### [Task statement]
What is the number of lines in the following data that contain "text"? Answer with the number alone.

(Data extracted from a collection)
==================================================
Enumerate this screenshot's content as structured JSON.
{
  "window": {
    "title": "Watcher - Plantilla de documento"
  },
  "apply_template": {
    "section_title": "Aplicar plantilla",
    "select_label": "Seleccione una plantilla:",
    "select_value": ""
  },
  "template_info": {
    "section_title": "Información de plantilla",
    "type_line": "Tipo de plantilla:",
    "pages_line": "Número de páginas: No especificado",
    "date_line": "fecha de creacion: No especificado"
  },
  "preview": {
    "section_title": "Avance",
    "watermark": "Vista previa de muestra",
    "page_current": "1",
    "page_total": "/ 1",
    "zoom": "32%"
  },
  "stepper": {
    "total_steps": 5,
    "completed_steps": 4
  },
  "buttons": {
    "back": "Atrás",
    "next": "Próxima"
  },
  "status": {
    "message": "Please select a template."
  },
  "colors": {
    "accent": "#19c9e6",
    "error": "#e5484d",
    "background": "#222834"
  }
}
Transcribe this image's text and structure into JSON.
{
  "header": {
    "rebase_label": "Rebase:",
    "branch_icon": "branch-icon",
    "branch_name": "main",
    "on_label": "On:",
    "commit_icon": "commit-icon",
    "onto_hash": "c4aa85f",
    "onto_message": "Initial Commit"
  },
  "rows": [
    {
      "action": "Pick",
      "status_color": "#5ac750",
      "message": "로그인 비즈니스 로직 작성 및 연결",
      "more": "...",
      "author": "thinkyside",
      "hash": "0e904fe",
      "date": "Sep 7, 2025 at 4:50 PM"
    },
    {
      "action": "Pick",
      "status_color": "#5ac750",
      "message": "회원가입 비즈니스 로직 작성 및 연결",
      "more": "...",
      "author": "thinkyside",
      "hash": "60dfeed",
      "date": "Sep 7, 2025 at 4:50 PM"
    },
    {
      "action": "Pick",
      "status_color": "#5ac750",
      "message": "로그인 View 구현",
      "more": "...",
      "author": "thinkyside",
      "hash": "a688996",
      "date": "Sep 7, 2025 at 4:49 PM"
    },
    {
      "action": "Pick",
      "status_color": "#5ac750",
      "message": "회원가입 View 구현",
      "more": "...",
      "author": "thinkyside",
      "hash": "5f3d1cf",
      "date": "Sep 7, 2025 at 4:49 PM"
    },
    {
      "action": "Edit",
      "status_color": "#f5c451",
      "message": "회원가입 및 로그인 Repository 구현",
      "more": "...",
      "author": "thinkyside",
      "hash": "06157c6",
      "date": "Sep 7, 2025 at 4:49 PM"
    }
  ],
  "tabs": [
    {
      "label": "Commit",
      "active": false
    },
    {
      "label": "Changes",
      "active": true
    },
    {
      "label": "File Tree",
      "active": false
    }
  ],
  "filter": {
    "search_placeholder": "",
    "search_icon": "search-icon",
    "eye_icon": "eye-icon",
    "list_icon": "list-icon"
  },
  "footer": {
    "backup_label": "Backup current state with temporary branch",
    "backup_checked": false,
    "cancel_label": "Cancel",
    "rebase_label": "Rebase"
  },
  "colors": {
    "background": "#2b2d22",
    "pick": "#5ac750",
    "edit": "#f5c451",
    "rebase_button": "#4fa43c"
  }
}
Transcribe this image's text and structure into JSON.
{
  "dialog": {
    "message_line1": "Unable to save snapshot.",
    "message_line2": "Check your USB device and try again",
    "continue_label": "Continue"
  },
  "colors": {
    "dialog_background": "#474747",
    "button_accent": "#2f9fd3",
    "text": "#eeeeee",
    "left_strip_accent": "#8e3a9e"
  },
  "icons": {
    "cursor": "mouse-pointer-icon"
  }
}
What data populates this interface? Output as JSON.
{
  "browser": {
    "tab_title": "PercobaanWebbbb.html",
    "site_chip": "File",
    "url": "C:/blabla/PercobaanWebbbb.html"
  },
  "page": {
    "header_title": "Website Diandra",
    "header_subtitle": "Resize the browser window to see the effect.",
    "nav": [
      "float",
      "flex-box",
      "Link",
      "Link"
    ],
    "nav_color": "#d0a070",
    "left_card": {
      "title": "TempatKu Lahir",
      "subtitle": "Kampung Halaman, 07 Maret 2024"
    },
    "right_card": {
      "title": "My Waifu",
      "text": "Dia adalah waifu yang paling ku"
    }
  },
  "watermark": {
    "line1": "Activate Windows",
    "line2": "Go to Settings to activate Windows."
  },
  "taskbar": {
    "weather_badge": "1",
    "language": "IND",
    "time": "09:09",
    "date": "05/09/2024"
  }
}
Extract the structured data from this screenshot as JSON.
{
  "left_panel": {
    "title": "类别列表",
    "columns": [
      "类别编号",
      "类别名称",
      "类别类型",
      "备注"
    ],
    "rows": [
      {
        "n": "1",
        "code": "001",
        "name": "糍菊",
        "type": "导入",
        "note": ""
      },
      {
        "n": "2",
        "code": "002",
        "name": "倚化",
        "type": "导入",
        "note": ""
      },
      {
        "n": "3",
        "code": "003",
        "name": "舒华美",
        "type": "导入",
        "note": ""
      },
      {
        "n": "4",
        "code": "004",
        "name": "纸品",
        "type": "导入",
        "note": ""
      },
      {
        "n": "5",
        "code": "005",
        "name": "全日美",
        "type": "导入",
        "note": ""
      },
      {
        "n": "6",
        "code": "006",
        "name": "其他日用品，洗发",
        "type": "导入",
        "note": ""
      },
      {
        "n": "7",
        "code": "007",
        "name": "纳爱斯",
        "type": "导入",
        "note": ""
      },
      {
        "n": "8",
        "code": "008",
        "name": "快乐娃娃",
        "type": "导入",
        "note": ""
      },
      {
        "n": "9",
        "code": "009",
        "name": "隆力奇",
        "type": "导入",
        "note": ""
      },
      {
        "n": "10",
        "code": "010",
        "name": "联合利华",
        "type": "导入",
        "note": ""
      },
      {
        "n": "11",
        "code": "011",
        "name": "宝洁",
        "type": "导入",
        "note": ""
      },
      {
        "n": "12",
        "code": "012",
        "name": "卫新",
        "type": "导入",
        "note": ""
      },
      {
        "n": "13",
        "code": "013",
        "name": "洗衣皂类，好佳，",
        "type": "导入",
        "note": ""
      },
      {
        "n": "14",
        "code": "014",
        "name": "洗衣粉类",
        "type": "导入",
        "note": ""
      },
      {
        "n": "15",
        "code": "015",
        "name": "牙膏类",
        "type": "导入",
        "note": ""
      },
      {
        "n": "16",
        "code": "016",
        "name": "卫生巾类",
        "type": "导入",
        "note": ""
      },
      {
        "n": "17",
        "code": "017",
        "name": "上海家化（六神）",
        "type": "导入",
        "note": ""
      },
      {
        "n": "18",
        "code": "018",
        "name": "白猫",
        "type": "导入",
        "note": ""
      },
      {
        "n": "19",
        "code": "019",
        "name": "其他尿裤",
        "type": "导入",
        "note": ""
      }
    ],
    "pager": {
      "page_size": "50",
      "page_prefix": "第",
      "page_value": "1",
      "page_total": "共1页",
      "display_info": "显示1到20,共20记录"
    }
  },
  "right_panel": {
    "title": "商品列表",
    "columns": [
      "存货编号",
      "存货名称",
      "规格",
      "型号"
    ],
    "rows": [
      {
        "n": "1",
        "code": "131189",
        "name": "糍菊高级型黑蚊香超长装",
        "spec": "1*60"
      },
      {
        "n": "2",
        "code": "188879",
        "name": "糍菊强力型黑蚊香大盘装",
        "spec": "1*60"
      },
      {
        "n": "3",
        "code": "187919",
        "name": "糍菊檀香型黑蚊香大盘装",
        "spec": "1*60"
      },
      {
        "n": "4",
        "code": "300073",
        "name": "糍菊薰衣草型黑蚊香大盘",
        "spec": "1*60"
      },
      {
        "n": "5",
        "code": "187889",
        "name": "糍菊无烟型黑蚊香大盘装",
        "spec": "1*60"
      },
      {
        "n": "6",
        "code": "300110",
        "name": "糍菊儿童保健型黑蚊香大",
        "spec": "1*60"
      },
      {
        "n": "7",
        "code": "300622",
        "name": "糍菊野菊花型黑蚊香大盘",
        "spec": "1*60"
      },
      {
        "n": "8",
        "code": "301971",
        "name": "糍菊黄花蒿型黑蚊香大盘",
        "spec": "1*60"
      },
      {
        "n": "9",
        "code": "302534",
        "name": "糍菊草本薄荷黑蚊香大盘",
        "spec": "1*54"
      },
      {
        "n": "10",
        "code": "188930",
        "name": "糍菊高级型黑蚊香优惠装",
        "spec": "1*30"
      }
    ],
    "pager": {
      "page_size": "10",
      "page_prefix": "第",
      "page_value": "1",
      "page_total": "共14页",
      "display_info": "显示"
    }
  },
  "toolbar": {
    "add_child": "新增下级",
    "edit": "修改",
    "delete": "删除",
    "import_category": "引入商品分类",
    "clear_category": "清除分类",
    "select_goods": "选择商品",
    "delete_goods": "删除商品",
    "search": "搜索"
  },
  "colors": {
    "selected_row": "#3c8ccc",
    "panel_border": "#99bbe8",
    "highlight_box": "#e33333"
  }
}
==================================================
### [Your solution]
4